Pulser - Receivers in ultrasonic testing

Ultrasonic pulser - Receivers are well suited to general purpose ultrasonic testing. Along with appropriate transducer and an oscilloscope, they can be used for flaw detection and thickness gauging in a wide variety of metals, ceramics,and composites. Ultrasonic pulser - Receivers provide a unique, low - cost ultrasonic measurement capability. The pulser section of the instrument generates short, large amplitude electric pulses of controlled energy, which are converted into short ultrasonic pulses when applied to an ultrasonic transducer. Most pulser section have very low impedance out puts to better drive transducers. Control functions associated with the pulser circuit include.
1)   pulse length or damping (The amount of time the pulse is applied to the transducer)
2)    pulse energy (The voltage applied to the transducer. Typical pulser circuits will apply from 100 volts 800volts to a transducer)  in the receiver section the voltage signals produced by the transducer, which represent the received ultrasonic pulses, are amplified. The amplified radio frequency (RF)  signal is available as an output for display or capture for signal processing. Control functions associated with the receiver circuit include.
3)   signal rectification ( The RF signal can be viewed as positive half wave, negative half wave or full wave
4)    Filtering to shape and smooth return signals.
5)     Gain, or signal amplification.
6)      Reject control.
The pulser - Receiver is also used in material characterization work involving sound velocity or attenuation measurements,  which can be correlated to material properties such as elastic modulus. In conjunction with a Stepless gate and a spectrum analyzer, pulser - Receivers are also used to study frequency dependent material properties or to characterize the performance of ultrasonic transducers. 
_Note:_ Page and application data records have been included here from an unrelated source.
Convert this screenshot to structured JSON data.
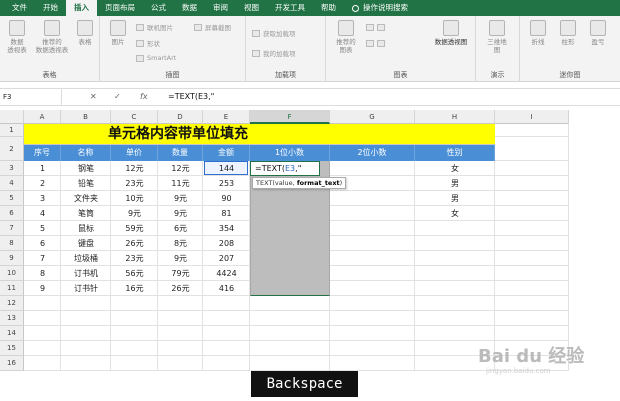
{
  "tabs": [
    "文件",
    "开始",
    "插入",
    "页面布局",
    "公式",
    "数据",
    "审阅",
    "视图",
    "开发工具",
    "帮助"
  ],
  "active_tab": "插入",
  "tell_me": "操作说明搜索",
  "ribbon": {
    "groups": {
      "tables": "表格",
      "illustrations": "插图",
      "addins": "加载项",
      "charts": "图表",
      "tours": "演示",
      "sparklines": "迷你图"
    },
    "buttons": {
      "pivot": "数据\n透视表",
      "recommended_pivot": "推荐的\n数据透视表",
      "table": "表格",
      "pictures": "图片",
      "online_pictures": "联机图片",
      "shapes": "形状",
      "screenshot": "屏幕截图",
      "smartart": "SmartArt",
      "get_addins": "获取加载项",
      "my_addins": "我的加载项",
      "recommended_charts": "推荐的\n图表",
      "pivot_chart": "数据透视图",
      "map3d": "三维地\n图",
      "line": "折线",
      "column": "柱形",
      "winloss": "盈亏"
    }
  },
  "formula_bar": {
    "name_box": "F3",
    "cancel": "✕",
    "enter": "✓",
    "fx": "fx",
    "formula": "=TEXT(E3,\""
  },
  "columns": [
    "A",
    "B",
    "C",
    "D",
    "E",
    "F",
    "G",
    "H",
    "I"
  ],
  "rows": [
    "1",
    "2",
    "3",
    "4",
    "5",
    "6",
    "7",
    "8",
    "9",
    "10",
    "11",
    "12",
    "13",
    "14",
    "15",
    "16"
  ],
  "sheet": {
    "title": "单元格内容带单位填充",
    "headers": [
      "序号",
      "名称",
      "单价",
      "数量",
      "金额",
      "1位小数",
      "2位小数",
      "性别"
    ],
    "data": [
      {
        "no": "1",
        "name": "钢笔",
        "price": "12元",
        "qty": "12元",
        "amount": "144",
        "sex": "女"
      },
      {
        "no": "2",
        "name": "铅笔",
        "price": "23元",
        "qty": "11元",
        "amount": "253",
        "sex": "男"
      },
      {
        "no": "3",
        "name": "文件夹",
        "price": "10元",
        "qty": "9元",
        "amount": "90",
        "sex": "男"
      },
      {
        "no": "4",
        "name": "笔筒",
        "price": "9元",
        "qty": "9元",
        "amount": "81",
        "sex": "女"
      },
      {
        "no": "5",
        "name": "鼠标",
        "price": "59元",
        "qty": "6元",
        "amount": "354",
        "sex": ""
      },
      {
        "no": "6",
        "name": "键盘",
        "price": "26元",
        "qty": "8元",
        "amount": "208",
        "sex": ""
      },
      {
        "no": "7",
        "name": "垃圾桶",
        "price": "23元",
        "qty": "9元",
        "amount": "207",
        "sex": ""
      },
      {
        "no": "8",
        "name": "订书机",
        "price": "56元",
        "qty": "79元",
        "amount": "4424",
        "sex": ""
      },
      {
        "no": "9",
        "name": "订书针",
        "price": "16元",
        "qty": "26元",
        "amount": "416",
        "sex": ""
      }
    ],
    "editing": {
      "prefix": "=TEXT(",
      "ref": "E3",
      "suffix": ",\""
    },
    "tooltip": {
      "fn": "TEXT(value, ",
      "arg": "format_text",
      "end": ")"
    }
  },
  "keystroke": "Backspace",
  "watermark": {
    "logo": "Bai du 经验",
    "url": "jingyan.baidu.com"
  }
}
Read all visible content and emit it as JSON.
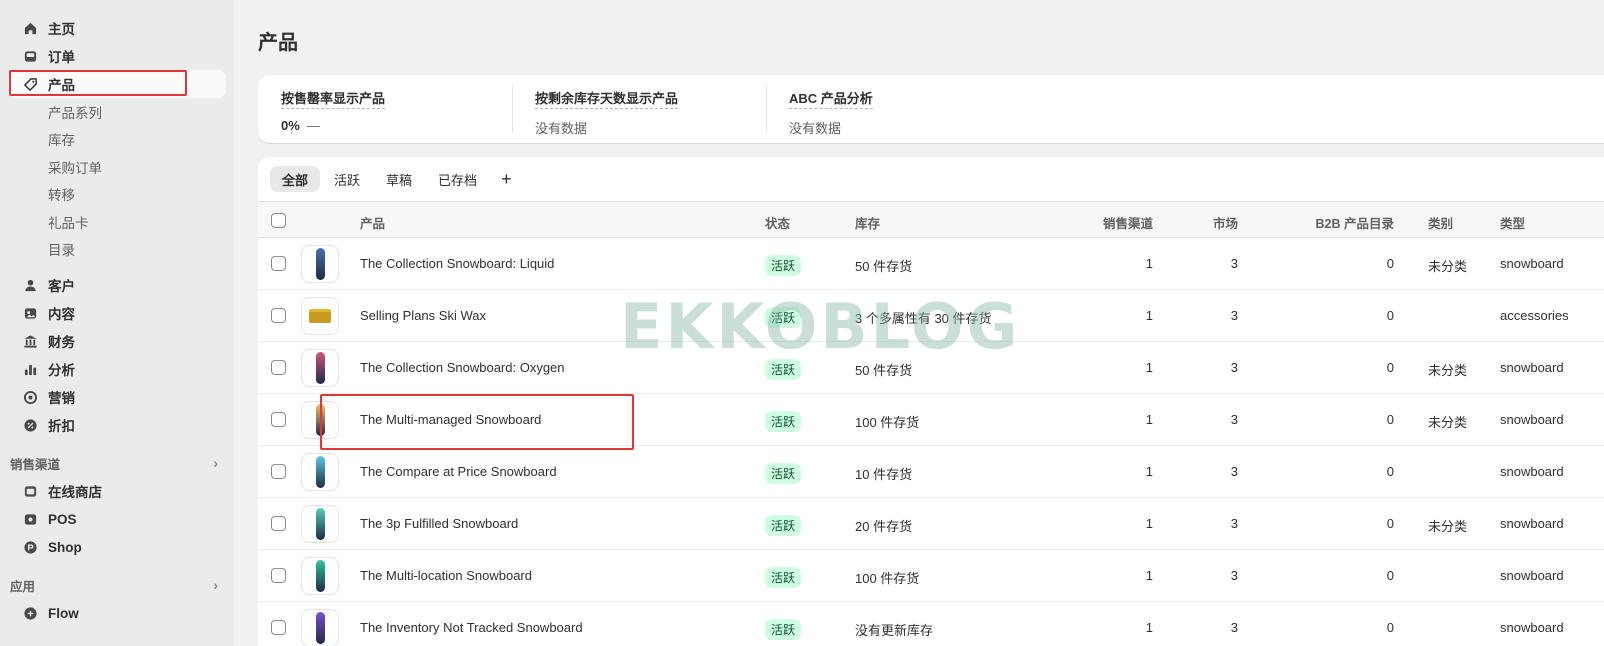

Transducer modeling in ultrasonic testing.

In high -technology manufacturing, part design and simulation of part inspection is done in the virtual world of the computer.  Transducer modeling is necessary to make accurate predictions of how a part of component might be inspected, prior to the actual building of that part. Computer modeling is also used to design ultrasonic transducers.
As noted in the previous section, an ultrasonic transducer may be characterized by detailed measurements of its electrical and sound radiation properties. Such measurements can completely determine the response of any one individual transducer.
There is ongoing research to develop general models that relate electrical inputs (voltage, current) to mechanical outputs (force,velocity)  and vice - versa. These models can be very robust in giving accurate prediction of transducer response, but suffer from a lack of accurate modeling of physical variables inherent in transducer manufacturing. These electrical -mechanical response models must take into account the physical and electrical components in the figure below.
The Thompson -Gray measurement model, which makes very accurate predictions of ultrasonic scattering measurements made through liquid - solid interfaces, does not attempt to model transducer electrical -mechanical response. The Thompson -Gray measurement model approach makes use reference data taken with the same transducer (s) To deconvolve electro - physical characteristics specific to individual transducer.
The long term goal term goal in ultrasonic modeling is to incorporate accurate models of the transducer themselves as well as accurate models of pulser-receivers, cables, and other components that completely describe any given inspection setup and allow the accurate prediction of inspection signals.